After a long break due to terrible internet access, I’m back with news! My short story, ‘A Drowning, And Resurfacing Slowly,’ has been published with other stories from the Madness of North Wales project in an anthology called Dangerous Asylums, edited by Welsh short story writer Rob Mimpriss. It’s available to buy on Amazon. The various authors involved had great fun touring North Wales as far south as Aberystwyth for book launch events, including a lovely evening in Denbigh itself, the site of the North Wales Hospital which inspired the stories.
In other news, I’ve teamed up with the creator of Oddly Autistic, to post book reviews on the site. My ‘The Non-Adventures of…’ blog, about my autistic experience, will be also featured on the site.

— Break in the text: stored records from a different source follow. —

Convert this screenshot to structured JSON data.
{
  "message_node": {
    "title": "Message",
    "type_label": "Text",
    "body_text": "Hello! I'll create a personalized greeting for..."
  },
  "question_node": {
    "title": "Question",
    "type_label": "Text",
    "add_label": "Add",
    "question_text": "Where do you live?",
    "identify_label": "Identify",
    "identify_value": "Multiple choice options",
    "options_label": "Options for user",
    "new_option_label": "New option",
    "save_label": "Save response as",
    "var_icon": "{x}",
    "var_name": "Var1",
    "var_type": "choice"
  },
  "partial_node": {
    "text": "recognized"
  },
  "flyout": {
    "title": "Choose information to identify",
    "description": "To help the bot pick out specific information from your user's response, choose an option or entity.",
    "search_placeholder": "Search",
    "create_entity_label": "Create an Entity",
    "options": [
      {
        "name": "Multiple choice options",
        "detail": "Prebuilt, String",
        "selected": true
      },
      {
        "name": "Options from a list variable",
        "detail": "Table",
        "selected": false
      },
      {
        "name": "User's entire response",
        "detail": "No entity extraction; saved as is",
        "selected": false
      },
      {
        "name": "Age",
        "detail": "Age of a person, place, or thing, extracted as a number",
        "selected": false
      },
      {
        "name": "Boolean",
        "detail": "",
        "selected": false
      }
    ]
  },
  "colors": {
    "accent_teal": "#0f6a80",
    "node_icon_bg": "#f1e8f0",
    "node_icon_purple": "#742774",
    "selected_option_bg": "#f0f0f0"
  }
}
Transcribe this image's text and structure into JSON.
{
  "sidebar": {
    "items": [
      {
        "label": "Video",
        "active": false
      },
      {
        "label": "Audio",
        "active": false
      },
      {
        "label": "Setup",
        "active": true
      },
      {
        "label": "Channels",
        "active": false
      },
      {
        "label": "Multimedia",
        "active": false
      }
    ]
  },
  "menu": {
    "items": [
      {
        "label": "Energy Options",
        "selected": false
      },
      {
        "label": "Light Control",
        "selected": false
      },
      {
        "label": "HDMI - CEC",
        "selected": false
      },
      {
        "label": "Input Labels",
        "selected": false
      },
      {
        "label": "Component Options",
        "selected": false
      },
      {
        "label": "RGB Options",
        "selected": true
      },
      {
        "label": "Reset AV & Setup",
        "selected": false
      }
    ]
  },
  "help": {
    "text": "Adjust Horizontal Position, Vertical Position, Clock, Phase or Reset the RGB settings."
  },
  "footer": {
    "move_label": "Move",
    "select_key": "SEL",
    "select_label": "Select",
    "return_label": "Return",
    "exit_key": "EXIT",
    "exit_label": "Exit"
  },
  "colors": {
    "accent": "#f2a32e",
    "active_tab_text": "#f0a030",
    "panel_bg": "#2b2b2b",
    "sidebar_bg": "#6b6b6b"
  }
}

May: An extract from ‘A Drowning, And Resurfacing Slowly,’ my short story for the Madness of North Wales project, is published in issue 104 of the New Welsh Review. (The story is temporarily removed from the Madness site for copyright reasons, while the New Welsh Review issue is still current.)
Currently working on my novel, tentatively titled Persephone, and a novella, currently titled In The Deepness of The City, an extract of which can be found here.
Work continues on Persephone, the draft title of my current novel, set in England and France during and after World War One.
Work is completed on the first draft of novel For This Reason The Owl, but I’m holding off publishing while I look around at other opportunities. Set in a near future when manufacturing and energy production have broken down, For This Reason The Owl follows the inhabitants of a small village where every day life is a struggle to survive. Literary fiction with a magic realism twist. Read the opening chapter here.
A Drowning, and Resurfacing Slowly is published on the Madness of North Wales site. The North Wales Mental Health Research Project is an ongoing project exploring the history of psychiatry in North Wales, and is commissioning fiction based on the history of the North Wales Hospital (Denbigh Asylum). A Drowning, and Resurfacing Slowly follows the progress of a mother who is convicted of killing her two year old child.
Drift (Collected Poems) is published via Thorn and Eth.
The Myth of Wings is completed and published via Thorn and Eth. The Myth of Wings is a novel set in WWII England and the 19th century American Midwest. Ed is a young American airman stationed in England during World War Two, who falls in love with Cassie, an artist from the nearby village. Interspersed with this narrative, Ed and Cassie’s lives start anew in 19th century America, where they live as pioneers and struggle to unravel another life that only Ed remembers. Read the opening here.
Seren and Mor, a short story set in the Iron Age, is written for an ongoing project linked to the excavations of the Meillionydd hilltop enclosure, a Late Bronze Age to Middle Iron Age settlement on the Llŷn peninsula in northwest Wales.
Of The Ninth Verse is published via Thorn and Eth.